One of the biggest winners on the day was the Financial Select Sector SPDR (XLF) which surged by 2.6% in Thursday trading. Today’s robust gains came on light volume but helped to soothe some traders’ fears over a collapse in the banking system, at least for the time being. Investors were also glad to hear that Raymond James reiterated its strong buy rating for the embattled Bank of America, keeping its price target of $16. This report helped to boost shares of BAC by over 10% on the day and also pushed fears of a systemic event far lower, helping to send many other banking companies higher as well. In fact, JP Morgan, Citigroup, PNC, and Bank of New York Mellon were all up at least 3% on the session, suggesting broad strength in the sector on the reasonably positive news for Bank of America [see holdings of XLF here].

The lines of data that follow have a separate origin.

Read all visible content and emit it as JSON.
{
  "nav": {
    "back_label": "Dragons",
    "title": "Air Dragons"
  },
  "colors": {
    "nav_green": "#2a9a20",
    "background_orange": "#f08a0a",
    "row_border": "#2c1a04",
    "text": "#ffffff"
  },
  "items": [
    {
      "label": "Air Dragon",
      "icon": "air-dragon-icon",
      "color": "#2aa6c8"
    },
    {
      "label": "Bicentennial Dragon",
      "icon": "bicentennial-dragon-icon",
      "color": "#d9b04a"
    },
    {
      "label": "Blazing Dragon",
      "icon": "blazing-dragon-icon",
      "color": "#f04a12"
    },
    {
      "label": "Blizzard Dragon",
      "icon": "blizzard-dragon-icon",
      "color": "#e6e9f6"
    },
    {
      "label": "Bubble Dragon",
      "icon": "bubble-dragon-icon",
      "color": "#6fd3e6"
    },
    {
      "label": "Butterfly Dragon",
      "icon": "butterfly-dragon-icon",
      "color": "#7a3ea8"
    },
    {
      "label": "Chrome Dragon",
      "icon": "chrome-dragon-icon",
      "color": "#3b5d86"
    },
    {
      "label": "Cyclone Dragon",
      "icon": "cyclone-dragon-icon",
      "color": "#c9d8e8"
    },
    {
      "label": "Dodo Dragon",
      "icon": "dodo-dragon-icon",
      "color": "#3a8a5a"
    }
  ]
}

One of the biggest losers in the ETFdb 60 was the SPDR Gold Trust (GLD) which slumped by 3.4% in today’s trading session. Today’s heavy losses, which came on volume that was nearly three times normal, was the result of large scale profit taking in the precious metals trading community. The move also came after gold recently eclipsed the $1,900/oz. barrier, which further highlighted bubble fears for some investors. “Obviously somebody bought gold close to $1,900 an ounce and they’re probably experiencing some buyers’ remorse today,” said Mark Luschini, chief investment officer at Janey Montgomery Scott. Thanks to these losses, GLD is now up just one percent over the past week, suggesting to many that gold hitting $2,000/oz. may be beyond the metal’s reach for the time being [see charts of GLD here].
Disclosure: No positions at time of writing.